Big Blue Bermudan Beauty
On a recent boat trip with his family from the United States to Bermuda, South African expat Rich Davies helped wrestle a 1 289 lbs (585 kg) Blue Marlin aboard his boat off Argus Bank in Bermuda at the end of May 2012 – making headlines throughout the fishing world.
Rich Davies, now living in North Carolina in the US, made the 45-hour journey across the Atlantic with his family and a two-strong crew aboard his boat, a 70-foot Bertram named Seafari. The boat spends most of its time off the coast of Florida but frequently travels along the East Coast and to the Bahamas.
It was the afternoon of 30 May and their second day of fishing in Bermuda when the team aboard Seafari, assisted by local captain and fishing guide Alan Card, hooked onto the colossus on the south-east side of Argus Bank. Card commented that it was the biggest Blue Marlin hooked that he has ever seen in his career. “It has to be one of the biggest Blue Marlins ever caught in the Atlantic,” he told BERNEWS, “people spend millions of dollars and wait years just to see a fish like this.”
Taking turns on the rod, the team fought for four long hours to subdue the 15 ft (4.5 m) fish. According to Seafari’s skipper, Karl Alvik, they were planning on releasing the fish once caught “because we do not kill fish on our boat”. But during the epic battle between crew and Marlin the fish’s tail had somehow become wrapped in the line and she was dead by the time they finally dragged her aboard.
The crew on board was gloomy finding the fish had died but on the other hand elated with the terrific catch.

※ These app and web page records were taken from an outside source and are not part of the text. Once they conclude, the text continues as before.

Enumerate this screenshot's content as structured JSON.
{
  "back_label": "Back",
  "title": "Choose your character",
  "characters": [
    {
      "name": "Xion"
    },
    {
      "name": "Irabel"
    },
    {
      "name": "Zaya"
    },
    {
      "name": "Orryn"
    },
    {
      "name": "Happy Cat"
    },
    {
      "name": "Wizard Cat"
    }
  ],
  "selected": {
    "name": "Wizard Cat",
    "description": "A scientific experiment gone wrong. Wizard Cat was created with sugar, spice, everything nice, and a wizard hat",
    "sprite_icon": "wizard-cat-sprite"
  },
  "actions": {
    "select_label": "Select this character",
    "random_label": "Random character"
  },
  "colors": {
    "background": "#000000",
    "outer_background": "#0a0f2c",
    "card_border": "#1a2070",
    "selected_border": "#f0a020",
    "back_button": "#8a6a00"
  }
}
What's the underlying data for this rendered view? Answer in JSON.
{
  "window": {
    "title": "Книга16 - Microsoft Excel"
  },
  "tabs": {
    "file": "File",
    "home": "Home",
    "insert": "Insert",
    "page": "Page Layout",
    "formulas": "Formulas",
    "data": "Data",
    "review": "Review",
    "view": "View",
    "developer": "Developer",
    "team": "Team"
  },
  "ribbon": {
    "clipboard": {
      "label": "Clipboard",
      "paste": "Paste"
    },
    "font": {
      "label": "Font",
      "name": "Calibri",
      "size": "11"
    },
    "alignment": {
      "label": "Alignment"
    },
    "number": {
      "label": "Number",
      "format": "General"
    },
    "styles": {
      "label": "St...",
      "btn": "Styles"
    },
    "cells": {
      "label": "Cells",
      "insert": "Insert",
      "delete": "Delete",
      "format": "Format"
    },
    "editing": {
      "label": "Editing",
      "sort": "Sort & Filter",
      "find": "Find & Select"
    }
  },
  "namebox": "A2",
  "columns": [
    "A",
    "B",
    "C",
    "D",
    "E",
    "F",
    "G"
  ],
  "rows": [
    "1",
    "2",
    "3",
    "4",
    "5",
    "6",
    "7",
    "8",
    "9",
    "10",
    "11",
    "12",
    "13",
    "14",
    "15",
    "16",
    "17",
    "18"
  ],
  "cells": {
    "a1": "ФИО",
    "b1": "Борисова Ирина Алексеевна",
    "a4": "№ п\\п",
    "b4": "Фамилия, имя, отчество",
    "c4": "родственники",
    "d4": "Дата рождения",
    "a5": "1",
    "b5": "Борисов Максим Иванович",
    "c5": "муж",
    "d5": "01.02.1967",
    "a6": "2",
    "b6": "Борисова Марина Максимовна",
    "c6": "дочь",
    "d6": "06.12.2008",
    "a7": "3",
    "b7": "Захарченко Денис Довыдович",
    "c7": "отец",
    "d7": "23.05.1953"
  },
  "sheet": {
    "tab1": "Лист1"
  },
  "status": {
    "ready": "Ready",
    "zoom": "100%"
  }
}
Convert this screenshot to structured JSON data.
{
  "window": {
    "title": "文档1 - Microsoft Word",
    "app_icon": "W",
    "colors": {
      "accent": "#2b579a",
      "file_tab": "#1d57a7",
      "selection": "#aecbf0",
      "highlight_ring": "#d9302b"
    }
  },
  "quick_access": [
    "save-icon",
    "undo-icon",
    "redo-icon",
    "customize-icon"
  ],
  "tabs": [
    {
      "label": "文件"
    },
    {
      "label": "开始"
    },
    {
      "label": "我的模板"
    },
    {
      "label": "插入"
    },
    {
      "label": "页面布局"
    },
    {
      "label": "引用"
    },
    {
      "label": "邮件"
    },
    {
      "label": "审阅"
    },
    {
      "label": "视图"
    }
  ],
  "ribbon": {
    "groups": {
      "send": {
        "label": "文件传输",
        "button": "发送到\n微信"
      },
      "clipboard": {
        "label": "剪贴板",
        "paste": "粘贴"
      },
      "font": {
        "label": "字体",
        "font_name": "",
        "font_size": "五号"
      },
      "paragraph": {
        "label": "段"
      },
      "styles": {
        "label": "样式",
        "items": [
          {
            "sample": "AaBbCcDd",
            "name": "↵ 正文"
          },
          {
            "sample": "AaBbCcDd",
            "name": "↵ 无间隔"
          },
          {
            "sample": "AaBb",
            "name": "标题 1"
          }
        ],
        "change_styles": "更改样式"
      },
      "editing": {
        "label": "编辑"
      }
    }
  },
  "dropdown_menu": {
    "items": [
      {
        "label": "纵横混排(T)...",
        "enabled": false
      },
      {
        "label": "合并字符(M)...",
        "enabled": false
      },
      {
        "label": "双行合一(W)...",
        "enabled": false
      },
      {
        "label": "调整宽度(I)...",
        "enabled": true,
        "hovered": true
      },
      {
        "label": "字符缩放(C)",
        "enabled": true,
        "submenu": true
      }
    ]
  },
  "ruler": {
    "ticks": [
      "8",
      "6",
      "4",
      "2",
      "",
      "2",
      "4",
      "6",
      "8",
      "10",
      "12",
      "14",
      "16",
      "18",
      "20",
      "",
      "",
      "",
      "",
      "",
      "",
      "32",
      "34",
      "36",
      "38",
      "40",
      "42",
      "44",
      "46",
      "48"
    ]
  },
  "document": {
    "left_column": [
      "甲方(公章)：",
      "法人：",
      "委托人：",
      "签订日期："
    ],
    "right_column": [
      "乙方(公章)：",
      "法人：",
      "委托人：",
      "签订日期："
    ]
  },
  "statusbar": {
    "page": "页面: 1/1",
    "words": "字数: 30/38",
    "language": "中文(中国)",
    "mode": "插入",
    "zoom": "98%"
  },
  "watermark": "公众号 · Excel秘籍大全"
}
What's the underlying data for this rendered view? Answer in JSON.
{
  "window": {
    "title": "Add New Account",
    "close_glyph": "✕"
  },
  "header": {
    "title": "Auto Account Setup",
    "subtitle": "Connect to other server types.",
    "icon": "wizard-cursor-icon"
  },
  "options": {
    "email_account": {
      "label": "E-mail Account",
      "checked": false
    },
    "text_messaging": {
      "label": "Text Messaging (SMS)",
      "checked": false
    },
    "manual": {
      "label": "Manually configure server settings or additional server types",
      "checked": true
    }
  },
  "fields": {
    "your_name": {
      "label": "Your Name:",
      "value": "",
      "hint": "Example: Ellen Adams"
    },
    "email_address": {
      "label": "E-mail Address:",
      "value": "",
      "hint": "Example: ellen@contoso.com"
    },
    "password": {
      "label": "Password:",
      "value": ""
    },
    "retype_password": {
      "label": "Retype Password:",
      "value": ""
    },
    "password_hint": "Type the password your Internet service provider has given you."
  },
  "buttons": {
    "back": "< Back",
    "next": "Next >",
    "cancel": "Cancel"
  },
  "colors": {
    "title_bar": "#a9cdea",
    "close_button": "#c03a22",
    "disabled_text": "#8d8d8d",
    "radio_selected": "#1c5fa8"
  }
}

They were celebrating all the way to the docks in Hamilton where hundreds of onlookers who had heard of the fish were waiting to catch a glimpse. According to Card, the news of the monster Marlin had spread like wildfire throughout the fishing world even before they had docked. “Even on the way home people were calling us from all over the world once they had heard about the fish we were bringing in.”
When the boat arrived at the PW Dock on Front Street, Hamilton, the team aboard Seafari was overwhelmed with spectators’ praises who had turned up to see the weigh-in and to get a photo with the giant fish. The 15-foot fish with a tailspan of 4.5 feet (1.38 metres) was cut up and divided among the crowd that had gathered at the dock.
Davies thanked God for the catch and had words of praise for their guide Alan Card. In tribute to the big catch, Davies announced that he will soon be making a donation to an orphanage in Zululand in his native South Africa.